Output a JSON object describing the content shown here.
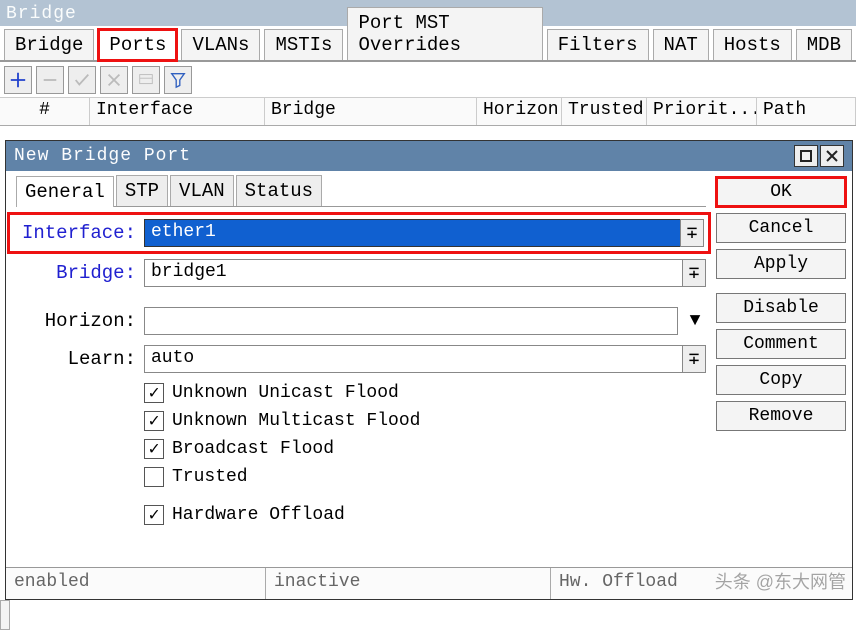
{
  "window": {
    "title": "Bridge"
  },
  "tabs": {
    "items": [
      "Bridge",
      "Ports",
      "VLANs",
      "MSTIs",
      "Port MST Overrides",
      "Filters",
      "NAT",
      "Hosts",
      "MDB"
    ],
    "active": "Ports",
    "highlighted": "Ports"
  },
  "table": {
    "columns": [
      "#",
      "Interface",
      "Bridge",
      "Horizon",
      "Trusted",
      "Priorit...",
      "Path"
    ]
  },
  "dialog": {
    "title": "New Bridge Port",
    "tabs": [
      "General",
      "STP",
      "VLAN",
      "Status"
    ],
    "active_tab": "General",
    "fields": {
      "interface": {
        "label": "Interface:",
        "value": "ether1"
      },
      "bridge": {
        "label": "Bridge:",
        "value": "bridge1"
      },
      "horizon": {
        "label": "Horizon:",
        "value": ""
      },
      "learn": {
        "label": "Learn:",
        "value": "auto"
      }
    },
    "checkboxes": {
      "unknown_unicast": {
        "label": "Unknown Unicast Flood",
        "checked": true
      },
      "unknown_multicast": {
        "label": "Unknown Multicast Flood",
        "checked": true
      },
      "broadcast": {
        "label": "Broadcast Flood",
        "checked": true
      },
      "trusted": {
        "label": "Trusted",
        "checked": false
      },
      "hw_offload": {
        "label": "Hardware Offload",
        "checked": true
      }
    },
    "buttons": {
      "ok": "OK",
      "cancel": "Cancel",
      "apply": "Apply",
      "disable": "Disable",
      "comment": "Comment",
      "copy": "Copy",
      "remove": "Remove"
    },
    "status": {
      "left": "enabled",
      "mid": "inactive",
      "right": "Hw. Offload"
    }
  },
  "watermark": "头条 @东大网管"
}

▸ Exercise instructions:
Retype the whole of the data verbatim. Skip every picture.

▸ Result for this task:
Output a JSON object describing the content shown here.
{
  "window": {
    "title": "Bridge"
  },
  "tabs": {
    "items": [
      "Bridge",
      "Ports",
      "VLANs",
      "MSTIs",
      "Port MST Overrides",
      "Filters",
      "NAT",
      "Hosts",
      "MDB"
    ],
    "active": "Ports",
    "highlighted": "Ports"
  },
  "table": {
    "columns": [
      "#",
      "Interface",
      "Bridge",
      "Horizon",
      "Trusted",
      "Priorit...",
      "Path"
    ]
  },
  "dialog": {
    "title": "New Bridge Port",
    "tabs": [
      "General",
      "STP",
      "VLAN",
      "Status"
    ],
    "active_tab": "General",
    "fields": {
      "interface": {
        "label": "Interface:",
        "value": "ether1"
      },
      "bridge": {
        "label": "Bridge:",
        "value": "bridge1"
      },
      "horizon": {
        "label": "Horizon:",
        "value": ""
      },
      "learn": {
        "label": "Learn:",
        "value": "auto"
      }
    },
    "checkboxes": {
      "unknown_unicast": {
        "label": "Unknown Unicast Flood",
        "checked": true
      },
      "unknown_multicast": {
        "label": "Unknown Multicast Flood",
        "checked": true
      },
      "broadcast": {
        "label": "Broadcast Flood",
        "checked": true
      },
      "trusted": {
        "label": "Trusted",
        "checked": false
      },
      "hw_offload": {
        "label": "Hardware Offload",
        "checked": true
      }
    },
    "buttons": {
      "ok": "OK",
      "cancel": "Cancel",
      "apply": "Apply",
      "disable": "Disable",
      "comment": "Comment",
      "copy": "Copy",
      "remove": "Remove"
    },
    "status": {
      "left": "enabled",
      "mid": "inactive",
      "right": "Hw. Offload"
    }
  },
  "watermark": "头条 @东大网管"
}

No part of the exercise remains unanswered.